Favorite Quote
Communication Strategy
Seeks control.
"Did you do what I told you to do?"
Approach privately, don't contradict them in public.
Career Climber
Ambitious. Concerned about own image.
"How does this reflect on me?"
Understand their goals. Support them or avoid embarrassing them.
Company Man
Wishes to avoid criticism from above.
"Will my boss/the company be happy?"
Align your work with corporate/group goals.
Minimize hassle, collect pay, go home. Value peace above fairness.
"Who is causing me a hassle now?"
Pitch assurances of safe ideas.
Old Timer
Values safety of the proven past. Operates on inertia and fear.
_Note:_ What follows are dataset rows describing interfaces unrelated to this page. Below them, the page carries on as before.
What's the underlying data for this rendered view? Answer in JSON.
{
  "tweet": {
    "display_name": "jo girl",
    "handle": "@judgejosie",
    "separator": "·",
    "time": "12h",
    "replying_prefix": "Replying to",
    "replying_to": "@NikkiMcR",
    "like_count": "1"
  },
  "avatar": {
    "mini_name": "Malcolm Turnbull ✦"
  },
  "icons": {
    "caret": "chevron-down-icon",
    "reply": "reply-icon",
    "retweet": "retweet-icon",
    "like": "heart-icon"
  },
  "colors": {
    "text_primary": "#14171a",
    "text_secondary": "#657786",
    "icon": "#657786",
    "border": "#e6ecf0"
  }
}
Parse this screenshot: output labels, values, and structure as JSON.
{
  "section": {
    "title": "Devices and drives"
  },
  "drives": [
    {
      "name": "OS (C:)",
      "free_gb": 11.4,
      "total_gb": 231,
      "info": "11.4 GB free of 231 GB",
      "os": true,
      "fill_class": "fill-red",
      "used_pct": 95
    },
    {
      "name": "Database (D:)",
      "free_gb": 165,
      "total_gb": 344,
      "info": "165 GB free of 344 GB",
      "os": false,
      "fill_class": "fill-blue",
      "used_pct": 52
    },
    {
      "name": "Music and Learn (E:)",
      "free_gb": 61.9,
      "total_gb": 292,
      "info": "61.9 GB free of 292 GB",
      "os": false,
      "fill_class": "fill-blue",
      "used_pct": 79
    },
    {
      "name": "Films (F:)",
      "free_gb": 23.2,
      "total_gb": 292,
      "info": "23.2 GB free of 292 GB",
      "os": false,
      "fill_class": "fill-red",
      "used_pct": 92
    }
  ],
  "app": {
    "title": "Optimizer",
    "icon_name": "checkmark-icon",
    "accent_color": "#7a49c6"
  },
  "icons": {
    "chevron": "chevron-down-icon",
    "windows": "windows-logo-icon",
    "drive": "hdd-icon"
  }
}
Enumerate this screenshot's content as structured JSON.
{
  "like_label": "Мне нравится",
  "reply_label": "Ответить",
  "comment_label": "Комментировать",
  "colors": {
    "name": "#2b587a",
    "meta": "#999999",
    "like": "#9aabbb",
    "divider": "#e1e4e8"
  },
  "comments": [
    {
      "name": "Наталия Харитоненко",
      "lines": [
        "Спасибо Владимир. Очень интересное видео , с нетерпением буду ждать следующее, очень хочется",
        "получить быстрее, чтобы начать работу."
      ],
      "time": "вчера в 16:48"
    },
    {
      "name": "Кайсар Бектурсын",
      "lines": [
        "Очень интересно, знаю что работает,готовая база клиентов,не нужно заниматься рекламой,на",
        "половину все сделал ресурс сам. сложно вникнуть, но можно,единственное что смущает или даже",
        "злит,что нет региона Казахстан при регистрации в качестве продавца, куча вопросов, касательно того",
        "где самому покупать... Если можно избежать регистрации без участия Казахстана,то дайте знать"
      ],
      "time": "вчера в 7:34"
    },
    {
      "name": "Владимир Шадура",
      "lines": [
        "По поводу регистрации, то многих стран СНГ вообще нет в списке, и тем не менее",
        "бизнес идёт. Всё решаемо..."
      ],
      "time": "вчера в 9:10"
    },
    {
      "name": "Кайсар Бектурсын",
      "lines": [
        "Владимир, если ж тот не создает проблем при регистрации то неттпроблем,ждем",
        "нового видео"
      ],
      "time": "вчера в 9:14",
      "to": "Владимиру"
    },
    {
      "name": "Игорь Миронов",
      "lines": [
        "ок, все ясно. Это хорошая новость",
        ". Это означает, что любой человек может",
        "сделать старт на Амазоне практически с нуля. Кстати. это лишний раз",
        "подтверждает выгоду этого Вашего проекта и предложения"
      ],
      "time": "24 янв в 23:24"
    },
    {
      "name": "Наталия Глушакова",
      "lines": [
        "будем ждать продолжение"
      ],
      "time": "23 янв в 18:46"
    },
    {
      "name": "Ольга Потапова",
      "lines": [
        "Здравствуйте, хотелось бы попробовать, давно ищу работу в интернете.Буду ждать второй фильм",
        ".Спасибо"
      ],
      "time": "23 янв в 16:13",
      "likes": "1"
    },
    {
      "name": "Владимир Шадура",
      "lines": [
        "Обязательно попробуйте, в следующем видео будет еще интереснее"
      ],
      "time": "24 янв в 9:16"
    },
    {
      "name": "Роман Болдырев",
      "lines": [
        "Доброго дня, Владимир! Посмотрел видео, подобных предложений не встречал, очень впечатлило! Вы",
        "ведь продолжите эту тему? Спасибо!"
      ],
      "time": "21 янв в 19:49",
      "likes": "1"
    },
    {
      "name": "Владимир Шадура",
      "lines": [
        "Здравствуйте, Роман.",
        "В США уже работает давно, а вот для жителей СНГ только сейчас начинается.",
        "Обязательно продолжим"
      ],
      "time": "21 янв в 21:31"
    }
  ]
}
"This is how we've always done it."
Present ideas as small, safe, and as tiny deviances of current systems.
Made a manager because of craft excellence, not management skill.
"Is this work at my standards?"
Ask for their expert opinion and help. Be meticulous in your work.
Value adherence to instructions.
"Did you do it exactly as I told you?"
Invite oversight and give frequent updates.
Cannot say no. No balance.
"I'm so busy, I have no time for this."
Set boundaries, offer help, bother them rarely.
Invisible Hand
Remote. Delegates the day to day. Trusts employees.
"Call me if you need me."
Handle problems you can, call them quickly if there are issues.
Servant Leader
Values team players. Struggle with disruptive or selfish employees.
"How can I help you succeed?"
Work towards team goals.
Retail Manager
Disempowered. Common in fast food, mall stores, etc.
"That's what HQ said; I can't change it."
Adhere to the letter of the rules.
Deep emotional ties. Threats to business are threats to them.
"My name is on the building."
Treat their business as personal property.